§ **Data for analysis**
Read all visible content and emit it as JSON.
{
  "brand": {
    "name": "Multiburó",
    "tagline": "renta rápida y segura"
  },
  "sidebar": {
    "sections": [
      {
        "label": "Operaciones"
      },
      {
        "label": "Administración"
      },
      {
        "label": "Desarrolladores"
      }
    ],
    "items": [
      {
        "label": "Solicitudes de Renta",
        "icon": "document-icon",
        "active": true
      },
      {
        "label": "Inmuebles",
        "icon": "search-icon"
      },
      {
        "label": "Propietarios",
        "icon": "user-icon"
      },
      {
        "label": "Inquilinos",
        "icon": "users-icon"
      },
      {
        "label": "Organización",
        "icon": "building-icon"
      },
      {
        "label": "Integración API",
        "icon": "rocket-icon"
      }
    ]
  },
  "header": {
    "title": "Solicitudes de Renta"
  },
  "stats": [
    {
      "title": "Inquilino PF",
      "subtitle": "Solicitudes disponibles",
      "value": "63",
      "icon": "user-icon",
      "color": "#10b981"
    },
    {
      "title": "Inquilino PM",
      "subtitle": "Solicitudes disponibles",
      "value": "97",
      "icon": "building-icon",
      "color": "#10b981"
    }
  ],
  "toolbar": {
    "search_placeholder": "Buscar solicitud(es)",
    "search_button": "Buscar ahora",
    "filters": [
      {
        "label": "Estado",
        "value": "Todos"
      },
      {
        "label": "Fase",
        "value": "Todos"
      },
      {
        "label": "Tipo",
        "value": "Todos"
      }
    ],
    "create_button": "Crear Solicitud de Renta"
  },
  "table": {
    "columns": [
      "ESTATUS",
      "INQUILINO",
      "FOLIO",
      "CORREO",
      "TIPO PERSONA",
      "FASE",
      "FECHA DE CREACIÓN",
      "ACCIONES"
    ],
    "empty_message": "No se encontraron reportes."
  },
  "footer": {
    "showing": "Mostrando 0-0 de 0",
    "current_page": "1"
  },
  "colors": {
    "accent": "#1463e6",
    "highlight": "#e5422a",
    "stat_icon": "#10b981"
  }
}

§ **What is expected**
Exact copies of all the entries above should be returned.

§ **Expected answer**
Read all visible content and emit it as JSON.
{
  "brand": {
    "name": "Multiburó",
    "tagline": "renta rápida y segura"
  },
  "sidebar": {
    "sections": [
      {
        "label": "Operaciones"
      },
      {
        "label": "Administración"
      },
      {
        "label": "Desarrolladores"
      }
    ],
    "items": [
      {
        "label": "Solicitudes de Renta",
        "icon": "document-icon",
        "active": true
      },
      {
        "label": "Inmuebles",
        "icon": "search-icon"
      },
      {
        "label": "Propietarios",
        "icon": "user-icon"
      },
      {
        "label": "Inquilinos",
        "icon": "users-icon"
      },
      {
        "label": "Organización",
        "icon": "building-icon"
      },
      {
        "label": "Integración API",
        "icon": "rocket-icon"
      }
    ]
  },
  "header": {
    "title": "Solicitudes de Renta"
  },
  "stats": [
    {
      "title": "Inquilino PF",
      "subtitle": "Solicitudes disponibles",
      "value": "63",
      "icon": "user-icon",
      "color": "#10b981"
    },
    {
      "title": "Inquilino PM",
      "subtitle": "Solicitudes disponibles",
      "value": "97",
      "icon": "building-icon",
      "color": "#10b981"
    }
  ],
  "toolbar": {
    "search_placeholder": "Buscar solicitud(es)",
    "search_button": "Buscar ahora",
    "filters": [
      {
        "label": "Estado",
        "value": "Todos"
      },
      {
        "label": "Fase",
        "value": "Todos"
      },
      {
        "label": "Tipo",
        "value": "Todos"
      }
    ],
    "create_button": "Crear Solicitud de Renta"
  },
  "table": {
    "columns": [
      "ESTATUS",
      "INQUILINO",
      "FOLIO",
      "CORREO",
      "TIPO PERSONA",
      "FASE",
      "FECHA DE CREACIÓN",
      "ACCIONES"
    ],
    "empty_message": "No se encontraron reportes."
  },
  "footer": {
    "showing": "Mostrando 0-0 de 0",
    "current_page": "1"
  },
  "colors": {
    "accent": "#1463e6",
    "highlight": "#e5422a",
    "stat_icon": "#10b981"
  }
}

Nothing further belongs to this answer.